A blog by Janet Ormerod of the newly launched Nahira Consultancy specialising in funding advice and consultancy for charities and not-for-profits…
I have been fortunate over recent weeks to meet with Chief Executives and Senior Managers of several medium sized charities in various parts of Sussex, all doing a fantastic job in their particular service area.
The common theme is that every single one is taking a clear-eyed look at the future funding landscape, and in the face of vastly reducing public sector support, starting to develop new ways of generating income.
For some this means setting up or growing a fee based service, selling their expertise into new markets. For others the plan is to gain more support from individuals through a combination of community fundraising and donations.
Encouraging local people to give to local charities is not a new area for me, having worked for many years at Sussex Community Foundation, yet it still seems to be largely an untapped resource. Recent figures from the National Council for Voluntary Organisations (NCVO) confirm that 80% of public giving goes to just 3% of charities, which as you would guess, are the very large, well known and branded major charities.

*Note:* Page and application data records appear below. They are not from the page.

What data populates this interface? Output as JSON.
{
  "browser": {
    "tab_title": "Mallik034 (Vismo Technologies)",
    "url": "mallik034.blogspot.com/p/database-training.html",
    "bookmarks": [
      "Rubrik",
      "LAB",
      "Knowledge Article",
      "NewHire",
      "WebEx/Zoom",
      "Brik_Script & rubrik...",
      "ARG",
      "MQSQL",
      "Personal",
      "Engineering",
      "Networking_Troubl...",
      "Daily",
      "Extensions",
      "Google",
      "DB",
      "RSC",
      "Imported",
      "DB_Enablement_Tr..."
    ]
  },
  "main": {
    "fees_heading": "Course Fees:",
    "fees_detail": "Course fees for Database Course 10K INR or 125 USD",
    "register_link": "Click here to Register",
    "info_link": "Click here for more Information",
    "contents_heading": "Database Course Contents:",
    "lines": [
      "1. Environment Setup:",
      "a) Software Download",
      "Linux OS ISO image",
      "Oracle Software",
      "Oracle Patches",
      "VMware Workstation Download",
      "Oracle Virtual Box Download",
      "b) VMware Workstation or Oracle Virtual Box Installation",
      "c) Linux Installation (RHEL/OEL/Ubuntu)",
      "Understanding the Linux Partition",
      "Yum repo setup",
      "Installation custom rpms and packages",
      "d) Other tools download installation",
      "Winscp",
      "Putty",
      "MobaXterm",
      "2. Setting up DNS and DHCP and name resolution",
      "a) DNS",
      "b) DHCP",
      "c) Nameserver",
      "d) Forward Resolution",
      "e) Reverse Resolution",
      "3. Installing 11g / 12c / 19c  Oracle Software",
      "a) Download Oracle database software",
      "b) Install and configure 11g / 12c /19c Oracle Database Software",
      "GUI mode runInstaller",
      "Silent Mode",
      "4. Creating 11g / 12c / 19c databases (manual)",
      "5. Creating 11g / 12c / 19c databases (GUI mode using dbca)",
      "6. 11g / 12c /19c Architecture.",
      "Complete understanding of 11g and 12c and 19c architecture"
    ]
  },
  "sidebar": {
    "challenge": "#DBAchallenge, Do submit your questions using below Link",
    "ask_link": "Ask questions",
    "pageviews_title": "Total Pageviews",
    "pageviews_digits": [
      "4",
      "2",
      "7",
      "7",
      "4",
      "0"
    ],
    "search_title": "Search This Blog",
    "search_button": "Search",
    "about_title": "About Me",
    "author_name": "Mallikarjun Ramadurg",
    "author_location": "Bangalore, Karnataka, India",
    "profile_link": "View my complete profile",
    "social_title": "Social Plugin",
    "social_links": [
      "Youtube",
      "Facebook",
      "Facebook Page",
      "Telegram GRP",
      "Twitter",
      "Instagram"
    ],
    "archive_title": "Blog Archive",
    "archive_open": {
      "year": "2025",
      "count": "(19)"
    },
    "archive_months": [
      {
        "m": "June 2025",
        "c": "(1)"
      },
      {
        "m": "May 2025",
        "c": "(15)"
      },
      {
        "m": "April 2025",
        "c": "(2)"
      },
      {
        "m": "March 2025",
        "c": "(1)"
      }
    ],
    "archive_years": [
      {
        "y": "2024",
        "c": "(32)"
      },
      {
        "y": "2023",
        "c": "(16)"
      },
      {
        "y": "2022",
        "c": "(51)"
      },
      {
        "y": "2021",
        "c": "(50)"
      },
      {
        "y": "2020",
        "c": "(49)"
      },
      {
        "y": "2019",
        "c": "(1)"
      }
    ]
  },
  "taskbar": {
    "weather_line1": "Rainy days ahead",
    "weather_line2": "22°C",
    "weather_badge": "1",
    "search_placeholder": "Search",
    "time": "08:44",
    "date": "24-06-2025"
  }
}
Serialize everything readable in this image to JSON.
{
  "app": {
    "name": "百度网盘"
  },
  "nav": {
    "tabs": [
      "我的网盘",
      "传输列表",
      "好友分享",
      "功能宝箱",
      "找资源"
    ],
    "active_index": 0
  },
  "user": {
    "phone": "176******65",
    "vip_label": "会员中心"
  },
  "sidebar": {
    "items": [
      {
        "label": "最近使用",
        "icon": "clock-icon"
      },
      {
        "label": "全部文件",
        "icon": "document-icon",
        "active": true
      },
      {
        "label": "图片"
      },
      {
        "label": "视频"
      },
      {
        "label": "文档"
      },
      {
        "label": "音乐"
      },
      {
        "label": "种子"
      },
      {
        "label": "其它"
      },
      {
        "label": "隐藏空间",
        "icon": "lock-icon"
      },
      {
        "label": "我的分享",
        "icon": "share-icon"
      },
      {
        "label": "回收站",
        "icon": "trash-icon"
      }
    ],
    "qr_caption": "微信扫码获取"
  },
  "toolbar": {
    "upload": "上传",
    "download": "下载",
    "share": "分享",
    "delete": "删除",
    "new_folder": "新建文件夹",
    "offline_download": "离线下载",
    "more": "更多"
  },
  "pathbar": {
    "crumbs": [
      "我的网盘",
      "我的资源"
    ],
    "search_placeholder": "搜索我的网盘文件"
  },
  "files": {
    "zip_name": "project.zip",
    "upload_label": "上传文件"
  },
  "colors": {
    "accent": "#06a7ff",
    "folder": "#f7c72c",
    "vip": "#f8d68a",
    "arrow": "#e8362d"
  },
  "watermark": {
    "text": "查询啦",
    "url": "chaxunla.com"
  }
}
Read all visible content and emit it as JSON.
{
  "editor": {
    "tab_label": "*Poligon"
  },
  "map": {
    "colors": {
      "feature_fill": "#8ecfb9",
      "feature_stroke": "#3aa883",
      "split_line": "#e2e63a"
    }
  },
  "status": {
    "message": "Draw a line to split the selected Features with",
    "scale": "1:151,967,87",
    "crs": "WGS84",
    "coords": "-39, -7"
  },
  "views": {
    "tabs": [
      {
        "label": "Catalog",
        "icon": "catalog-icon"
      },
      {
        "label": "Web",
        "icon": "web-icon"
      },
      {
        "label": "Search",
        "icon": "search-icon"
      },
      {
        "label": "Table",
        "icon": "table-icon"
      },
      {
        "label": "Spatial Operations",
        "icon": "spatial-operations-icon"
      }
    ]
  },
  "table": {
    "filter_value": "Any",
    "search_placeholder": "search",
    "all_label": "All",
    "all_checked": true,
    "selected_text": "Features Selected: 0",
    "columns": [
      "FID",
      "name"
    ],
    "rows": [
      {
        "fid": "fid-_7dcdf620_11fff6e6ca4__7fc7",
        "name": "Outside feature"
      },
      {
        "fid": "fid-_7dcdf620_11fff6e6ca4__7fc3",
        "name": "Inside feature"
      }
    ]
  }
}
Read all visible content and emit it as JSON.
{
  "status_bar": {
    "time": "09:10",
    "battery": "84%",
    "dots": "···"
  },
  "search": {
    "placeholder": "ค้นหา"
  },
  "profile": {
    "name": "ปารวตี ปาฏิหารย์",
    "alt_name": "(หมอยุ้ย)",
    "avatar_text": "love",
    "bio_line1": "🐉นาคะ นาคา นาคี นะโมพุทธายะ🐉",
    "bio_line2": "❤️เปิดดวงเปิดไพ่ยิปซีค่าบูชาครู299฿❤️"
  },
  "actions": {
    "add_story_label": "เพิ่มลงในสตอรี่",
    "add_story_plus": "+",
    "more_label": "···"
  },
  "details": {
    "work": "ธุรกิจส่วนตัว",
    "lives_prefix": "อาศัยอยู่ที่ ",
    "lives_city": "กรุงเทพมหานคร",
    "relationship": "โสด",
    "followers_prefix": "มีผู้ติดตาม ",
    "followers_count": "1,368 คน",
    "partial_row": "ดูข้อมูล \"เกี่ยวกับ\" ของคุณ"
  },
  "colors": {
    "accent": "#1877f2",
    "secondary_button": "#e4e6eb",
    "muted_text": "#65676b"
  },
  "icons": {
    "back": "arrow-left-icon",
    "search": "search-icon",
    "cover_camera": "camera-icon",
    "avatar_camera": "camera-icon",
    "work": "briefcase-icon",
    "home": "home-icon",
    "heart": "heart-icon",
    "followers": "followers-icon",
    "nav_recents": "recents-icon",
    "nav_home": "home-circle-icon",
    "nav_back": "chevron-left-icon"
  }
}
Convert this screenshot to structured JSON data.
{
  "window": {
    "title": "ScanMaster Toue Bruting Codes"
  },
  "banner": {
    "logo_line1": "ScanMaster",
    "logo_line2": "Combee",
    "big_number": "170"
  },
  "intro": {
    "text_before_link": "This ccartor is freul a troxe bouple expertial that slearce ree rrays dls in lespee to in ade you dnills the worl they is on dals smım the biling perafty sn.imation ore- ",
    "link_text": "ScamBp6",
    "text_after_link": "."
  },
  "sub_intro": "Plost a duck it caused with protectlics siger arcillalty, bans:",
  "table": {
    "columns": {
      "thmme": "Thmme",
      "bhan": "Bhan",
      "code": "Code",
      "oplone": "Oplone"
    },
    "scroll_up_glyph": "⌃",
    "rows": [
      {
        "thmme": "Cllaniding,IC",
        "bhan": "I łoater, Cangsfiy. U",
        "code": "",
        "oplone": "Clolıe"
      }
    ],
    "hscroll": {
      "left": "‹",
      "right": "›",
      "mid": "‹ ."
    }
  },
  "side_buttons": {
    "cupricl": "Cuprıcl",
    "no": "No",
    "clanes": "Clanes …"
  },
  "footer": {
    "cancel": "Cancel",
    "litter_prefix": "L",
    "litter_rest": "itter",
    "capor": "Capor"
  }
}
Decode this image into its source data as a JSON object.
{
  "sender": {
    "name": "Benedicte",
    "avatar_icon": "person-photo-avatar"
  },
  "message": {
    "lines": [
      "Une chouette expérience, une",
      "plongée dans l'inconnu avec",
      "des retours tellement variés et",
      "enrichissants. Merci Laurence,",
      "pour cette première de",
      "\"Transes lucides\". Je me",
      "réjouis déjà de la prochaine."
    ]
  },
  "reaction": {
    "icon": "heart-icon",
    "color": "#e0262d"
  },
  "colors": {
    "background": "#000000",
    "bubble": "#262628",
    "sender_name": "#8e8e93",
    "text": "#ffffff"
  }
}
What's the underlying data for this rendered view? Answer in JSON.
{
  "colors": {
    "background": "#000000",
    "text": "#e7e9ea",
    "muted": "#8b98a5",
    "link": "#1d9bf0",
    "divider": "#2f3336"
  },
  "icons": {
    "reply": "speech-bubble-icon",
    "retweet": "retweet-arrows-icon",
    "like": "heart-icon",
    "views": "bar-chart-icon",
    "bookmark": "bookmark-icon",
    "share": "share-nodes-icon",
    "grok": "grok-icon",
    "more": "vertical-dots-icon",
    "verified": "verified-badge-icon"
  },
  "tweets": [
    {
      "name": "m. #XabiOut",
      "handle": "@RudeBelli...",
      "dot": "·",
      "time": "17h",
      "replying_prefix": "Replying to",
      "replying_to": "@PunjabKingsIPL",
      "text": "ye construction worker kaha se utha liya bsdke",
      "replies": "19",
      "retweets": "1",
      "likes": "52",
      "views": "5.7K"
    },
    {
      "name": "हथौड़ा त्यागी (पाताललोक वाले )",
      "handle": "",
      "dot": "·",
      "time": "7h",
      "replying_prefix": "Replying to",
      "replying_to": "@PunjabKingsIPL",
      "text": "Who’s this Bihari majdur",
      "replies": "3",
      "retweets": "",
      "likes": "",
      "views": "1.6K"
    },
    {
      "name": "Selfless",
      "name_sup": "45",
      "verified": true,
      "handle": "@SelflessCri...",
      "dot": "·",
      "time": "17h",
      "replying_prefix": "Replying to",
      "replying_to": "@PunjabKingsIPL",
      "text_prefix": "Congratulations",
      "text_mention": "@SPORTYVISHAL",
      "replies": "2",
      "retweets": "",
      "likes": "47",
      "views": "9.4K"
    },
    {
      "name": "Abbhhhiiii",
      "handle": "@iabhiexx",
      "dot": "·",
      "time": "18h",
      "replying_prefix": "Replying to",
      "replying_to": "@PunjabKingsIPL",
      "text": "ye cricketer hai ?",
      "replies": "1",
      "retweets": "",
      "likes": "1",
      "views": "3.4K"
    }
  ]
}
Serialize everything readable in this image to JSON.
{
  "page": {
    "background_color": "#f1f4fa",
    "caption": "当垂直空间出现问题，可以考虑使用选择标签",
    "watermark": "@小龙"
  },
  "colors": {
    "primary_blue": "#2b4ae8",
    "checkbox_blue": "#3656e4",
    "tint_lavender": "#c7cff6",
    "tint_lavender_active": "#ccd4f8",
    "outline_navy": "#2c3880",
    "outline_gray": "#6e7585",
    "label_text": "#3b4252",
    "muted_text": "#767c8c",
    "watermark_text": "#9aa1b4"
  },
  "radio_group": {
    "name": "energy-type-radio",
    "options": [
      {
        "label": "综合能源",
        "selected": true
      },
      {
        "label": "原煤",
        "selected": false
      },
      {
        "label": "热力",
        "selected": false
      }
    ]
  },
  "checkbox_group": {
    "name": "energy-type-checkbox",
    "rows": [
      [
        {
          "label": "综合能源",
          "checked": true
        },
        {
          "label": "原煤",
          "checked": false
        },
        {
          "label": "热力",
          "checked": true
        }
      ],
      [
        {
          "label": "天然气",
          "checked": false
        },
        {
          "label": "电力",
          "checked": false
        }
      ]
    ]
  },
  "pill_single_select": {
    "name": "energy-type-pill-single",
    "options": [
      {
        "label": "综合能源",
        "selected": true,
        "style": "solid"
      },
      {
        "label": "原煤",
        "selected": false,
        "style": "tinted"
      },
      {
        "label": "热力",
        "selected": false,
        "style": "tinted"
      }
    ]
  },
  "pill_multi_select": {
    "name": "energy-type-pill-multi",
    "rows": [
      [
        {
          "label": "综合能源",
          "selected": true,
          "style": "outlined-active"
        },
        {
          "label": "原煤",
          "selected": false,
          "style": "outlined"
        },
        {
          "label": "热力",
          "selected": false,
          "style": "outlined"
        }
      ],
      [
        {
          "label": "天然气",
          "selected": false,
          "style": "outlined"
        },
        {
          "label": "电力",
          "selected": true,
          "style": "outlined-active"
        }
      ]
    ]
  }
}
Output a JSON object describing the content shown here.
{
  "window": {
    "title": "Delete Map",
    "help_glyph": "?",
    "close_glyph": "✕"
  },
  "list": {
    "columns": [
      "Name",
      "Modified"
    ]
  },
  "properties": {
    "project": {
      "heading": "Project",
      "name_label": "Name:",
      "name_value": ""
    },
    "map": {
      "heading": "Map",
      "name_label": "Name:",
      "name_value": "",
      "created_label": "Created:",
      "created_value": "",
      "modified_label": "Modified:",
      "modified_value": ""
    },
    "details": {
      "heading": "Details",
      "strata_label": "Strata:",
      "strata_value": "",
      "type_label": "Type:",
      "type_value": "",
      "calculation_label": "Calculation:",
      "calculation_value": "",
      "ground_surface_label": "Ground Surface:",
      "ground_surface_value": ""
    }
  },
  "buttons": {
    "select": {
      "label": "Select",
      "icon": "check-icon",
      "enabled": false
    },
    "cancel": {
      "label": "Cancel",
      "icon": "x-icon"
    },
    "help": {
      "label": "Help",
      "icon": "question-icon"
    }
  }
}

It is good that the British public are so generous and of course, these charities do vital work. But so do the smaller charities I have been meeting with, and numerous others in Sussex and across the whole region.
Just out of curiosity I did a ‘back-of-the-envelope’ calculation and worked out that if just 10% of working age adults living in Brighton & Hove gave £10 a month to a local charity, it would raise around £2.3 million per annum. That may be small beer for the big charities, but would create vital income for a good number of small organisations.
So how can local charities tap into this potential more effectively? First and foremost I think it’s a matter of getting some clear messages out there – putting significant investment into raising wider awareness of their work and the need for funds. Many people simply don’t know about local charities and even if they do, don’t realise that they need donations.
Secondly it’s about proactively identifying and building on the social capital that all local charities have – the networks of beneficiaries, volunteers, staff, trustees and supporters.
It can be a tall order for charities with slim reserves to invest at this level, but my concern is that otherwise these new approaches may be viewed as a short-term quick fix, whereas more fundamental building blocks are necessary for long term success.
Is there a place for some kind of campaign on this? There have been many fantastically successful ways in which people have been encouraged to ‘stay local’, for example with food producers. Is there a way that local media and the power of social media can be used to enhance this message about giving to local groups, building on the success of existing fundraising initiatives such as the Argus Appeal and the Rainbow Fund in Brighton & Hove?
There are already some good websites out there that enable people to give on-line to small charities, and even community groups, such as localgiving.com. What is needed now, however, is a concerted push to develop awareness of the vital necessity of local giving.
If you would like an objective outside eye to help review your charity’s funding strategy, or investigate the feasibility of new income streams please get in touch – see www.nahiraconsultancy.com